Then in August 2012, while working on a separate story about Savile’s abuse for The Sunday Times in London, I put some questions to the BBC asking what Thompson knew of Newsnight’s project. I also asked what Helen Boaden, then head of BBC news, knew of it.
On September 5, 2012 Thompson and Boaden instructed the BBC to send The Sunday Times a letter threatening to sue if it published any story stating that either of them had been involved in suppressing Newsnight’s Savile/sex abuse investigation.
The law firm therefore acknowledged on Thompson’s behalf that such an investigation had taken place – but it kept his fingerprints away from this acknowledgement.
Later that month, Thompson left the BBC to start his new job at the Times.
In October 2012, the BBC launched an inquiry into the Newsnight/Savile affair.
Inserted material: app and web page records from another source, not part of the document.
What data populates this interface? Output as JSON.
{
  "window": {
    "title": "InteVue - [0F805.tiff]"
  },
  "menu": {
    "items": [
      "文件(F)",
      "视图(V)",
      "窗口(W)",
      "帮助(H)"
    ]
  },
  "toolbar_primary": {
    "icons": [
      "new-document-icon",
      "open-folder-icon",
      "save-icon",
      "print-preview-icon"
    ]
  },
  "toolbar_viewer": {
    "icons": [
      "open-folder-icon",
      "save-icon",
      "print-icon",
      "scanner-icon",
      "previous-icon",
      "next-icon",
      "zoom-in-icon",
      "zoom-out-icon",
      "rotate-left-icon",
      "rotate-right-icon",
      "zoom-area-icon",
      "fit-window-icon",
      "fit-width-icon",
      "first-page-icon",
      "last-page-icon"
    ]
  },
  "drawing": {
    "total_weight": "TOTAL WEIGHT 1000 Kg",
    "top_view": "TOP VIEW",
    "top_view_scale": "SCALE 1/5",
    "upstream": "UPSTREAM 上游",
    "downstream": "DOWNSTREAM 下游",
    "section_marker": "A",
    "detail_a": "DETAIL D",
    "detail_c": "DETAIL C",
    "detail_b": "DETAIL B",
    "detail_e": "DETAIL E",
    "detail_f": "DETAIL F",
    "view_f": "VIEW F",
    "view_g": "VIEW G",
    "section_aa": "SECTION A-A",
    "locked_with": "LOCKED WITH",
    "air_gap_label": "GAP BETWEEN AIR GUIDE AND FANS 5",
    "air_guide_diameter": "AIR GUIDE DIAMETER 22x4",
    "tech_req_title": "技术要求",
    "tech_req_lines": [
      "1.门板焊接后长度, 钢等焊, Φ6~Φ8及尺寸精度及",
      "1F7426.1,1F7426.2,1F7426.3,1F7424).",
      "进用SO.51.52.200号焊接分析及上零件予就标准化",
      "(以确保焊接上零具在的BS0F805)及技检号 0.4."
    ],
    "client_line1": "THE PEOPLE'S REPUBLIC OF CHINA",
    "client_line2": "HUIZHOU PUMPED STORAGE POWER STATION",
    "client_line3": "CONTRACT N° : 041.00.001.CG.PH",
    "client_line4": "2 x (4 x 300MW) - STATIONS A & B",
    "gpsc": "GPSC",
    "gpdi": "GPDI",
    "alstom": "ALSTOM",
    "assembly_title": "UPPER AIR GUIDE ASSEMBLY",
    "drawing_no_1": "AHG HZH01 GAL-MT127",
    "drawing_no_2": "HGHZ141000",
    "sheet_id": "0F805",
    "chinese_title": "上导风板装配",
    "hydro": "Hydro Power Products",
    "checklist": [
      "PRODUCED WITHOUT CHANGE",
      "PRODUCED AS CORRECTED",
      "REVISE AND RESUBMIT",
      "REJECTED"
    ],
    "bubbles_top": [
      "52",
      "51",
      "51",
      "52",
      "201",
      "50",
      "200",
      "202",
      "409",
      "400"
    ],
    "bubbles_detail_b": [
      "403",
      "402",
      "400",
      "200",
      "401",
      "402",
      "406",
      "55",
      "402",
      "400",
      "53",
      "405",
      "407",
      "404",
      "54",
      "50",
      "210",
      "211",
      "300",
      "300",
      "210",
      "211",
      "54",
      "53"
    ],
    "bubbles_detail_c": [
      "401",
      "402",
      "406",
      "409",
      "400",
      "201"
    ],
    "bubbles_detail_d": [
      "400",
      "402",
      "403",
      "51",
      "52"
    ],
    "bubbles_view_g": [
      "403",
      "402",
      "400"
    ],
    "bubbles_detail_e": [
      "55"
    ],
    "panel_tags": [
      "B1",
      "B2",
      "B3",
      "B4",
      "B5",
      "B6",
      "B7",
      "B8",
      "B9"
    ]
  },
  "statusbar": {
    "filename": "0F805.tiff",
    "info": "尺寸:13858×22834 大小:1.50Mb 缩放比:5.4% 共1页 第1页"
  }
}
Thompson gave evidence. All of the information detailed above was considered, yet Thompson was cleared unequivocally of having had any knowledge of any allegation against Savile during the eight years that he ran the BBC!
The head of this inquiry, Nick Pollard, later rang me and, in a conversation which I taped, admitted he had excluded key evidence about Thompson from his report.
Pollard therefore alleged that Thompson had probably known about the entire affair before he left the BBC – and before he began at the Times.
What this means is that the New York Times is happy to push for the dismissal of those who have unproven allegations against their name, but is equally content to have as its CEO a man who has never been willing to explain publicly what he knew and when he knew it about the Jimmy Savile child abuse scandal.